Farm Bill Smoke on the Water

By Beacon Staff

On April 8, news hit that Gov. Steve Bullock nominated 5.1 million acres of Montana’s national forests for “expedited forest management,” including logging under a new program included in the long-bickered-over Farm Bill. The Montana Wood Products Association said happy things, in stereo with bipartisan praise from all three of Montana’s Congresscritters, while the usual Green litigants snarled and moaned.

Handsprings and cartwheels, right? Um, not yet.

The actual legislation is the so-called “National Forest Critical Area Response” program, buried in “Miscellaneous Provisions” of Farm Bill Title VIII (that’s E I G H T), Section 8204, “Insect and Disease Infestation.”

The bill language originated as a bill (S-745) introduced by Sen. Michael Bennet (D-Colo.) and co-sponsored by Mark Udall (also D-Colo.), Ron Wyden (D-Ore.) and Max Baucus (D-China). S-745 got no hearings, but was simply logrolled whole cloth into the Farm Bill – that is, the Democratic-run Senate’s substitute for the Republican House version in July 2013, passed by “unanimous consent.” The House tried to amend things back, the Senate refused – which is why things dragged out so long.

In a nutshell, the hoopla is over a minor amendment to the watered-down Bush-era Healthy Forest Restoration Act (that hasn’t restored much) of 2003, with the big difference being a “hard” annual appropriation of $200 million instead of HFRA’s existing “such sums as are necessary” wording.

In theory, categorical exclusions for bug-kill forests might help matters – especially in terms of time wasted on National Environmental Policy Act (NEPA) paperwork. On April 15, the General Accountability Office released a NEPA cost-benefit report (requested by two really green Democrats) that has lots of good stuff, worthy of a column all by itself, but for now, here’s GAO’s deal:

The GAO found that federal environmental impact statements (EIS) needed an average of 4.6 years. Environmental assessments (EA) took 13 months. Categorical Exclusions (CE or Catex) required one day to six months, depending on the agency. Forest Service? EISs, they did not have data. For EAs, 18 months. CEs? 177 days.

But these Farm Bill CEs won’t be a blank check. Work will only be allowed in cases of “substantially increased tree mortality” or “dieback” due to bug kill. Wilderness areas, Congressional wilderness study areas, and otherwise congressionally restricted lands are exempt, and work must be done consistent with forest plans. No new permanent roads can be built, just old ones “may” be maintained. Temporary roads “shall” be ripped out within three years.

Plus, litigation is almost guaranteed, especially on matters of “extraordinary circumstances” concerning effects upon “endangered species, protected cultural sites, and wetlands.” All the CE might do is get the litigants into the courtroom faster. Getting out? Who knows?

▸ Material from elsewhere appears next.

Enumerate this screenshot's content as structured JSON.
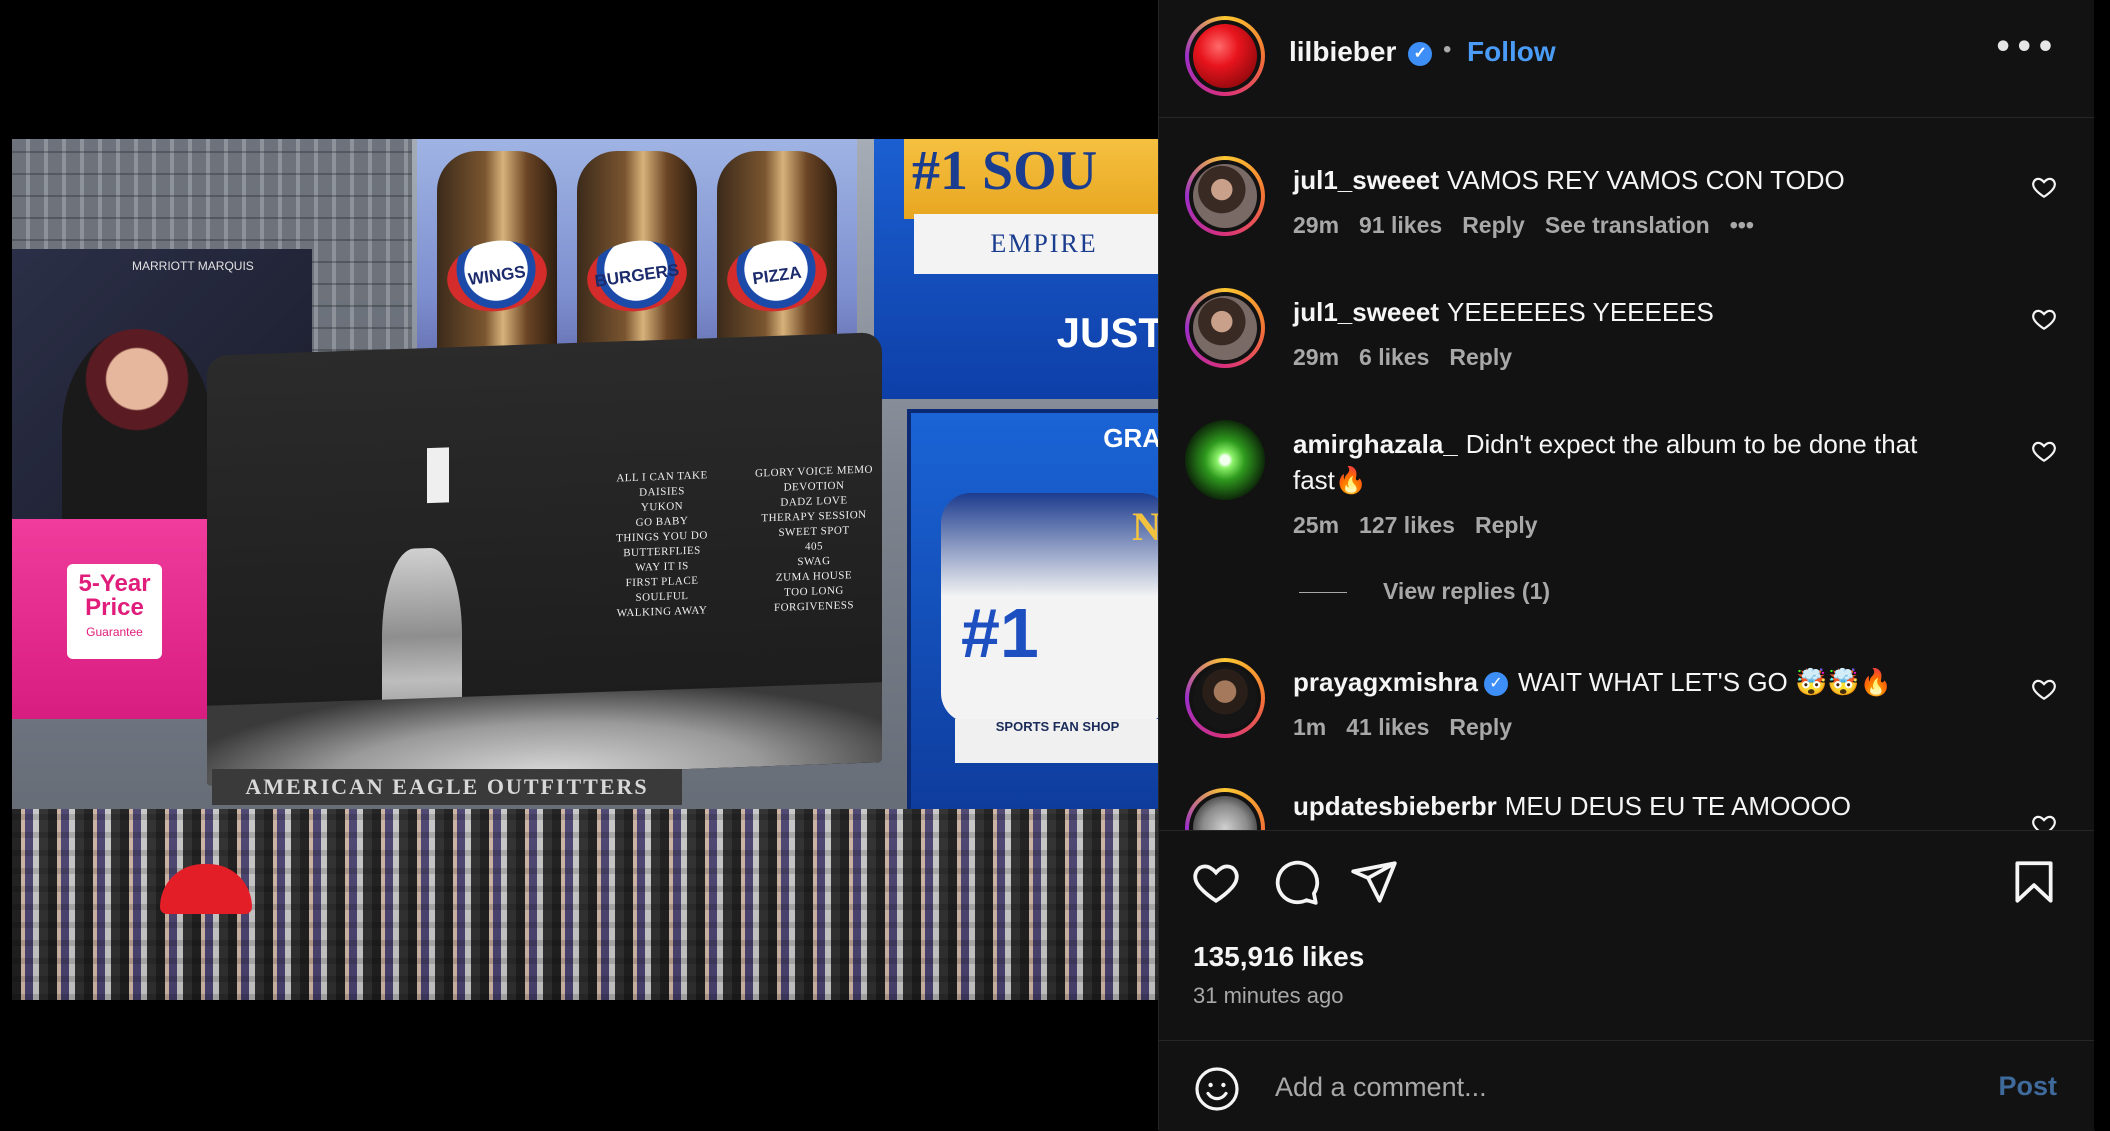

Realistically, $200 million a year on 41 million acres spreads the cash pretty thin – five bucks an acre per year. A program that loses $100 per acre could still treat 2 million acres a year – but while everyone talks about this being a 15-year deal, the fact is, each Farm Bill is a FIVE-year authorization.

Then we have the unanswered question of which states will actually get approved and funded. Importantly, two of the four Democratic backers hail from Colorado – with Mark Udall up for a vicious re-election fight in 2014. Colorado has 3 million acres of dead pine, a gutted forestry sector, and has suffered a wave of spectacular fires that destroyed many high-dollar homes and terrorized lots of voters.

Frankly, it’s a pretty darn safe bet that the esteemed gentlemen from Colorado will make sure that Colorado is first in line for its share of the $200 million. They have no reason to care much about the per-acre cost and whether other states might get shafted – they have elections to win right now.

So, what does Bullock’s announcement really mean? Well, one of my logger buddies nailed it – he said there’s a big difference between asking and getting. Until he feels trees hitting the ground and watches them loaded onto trucks to Montana mills, he’ll treat Bullock’s Farm Bill announcement like most politics – more smoke on the water.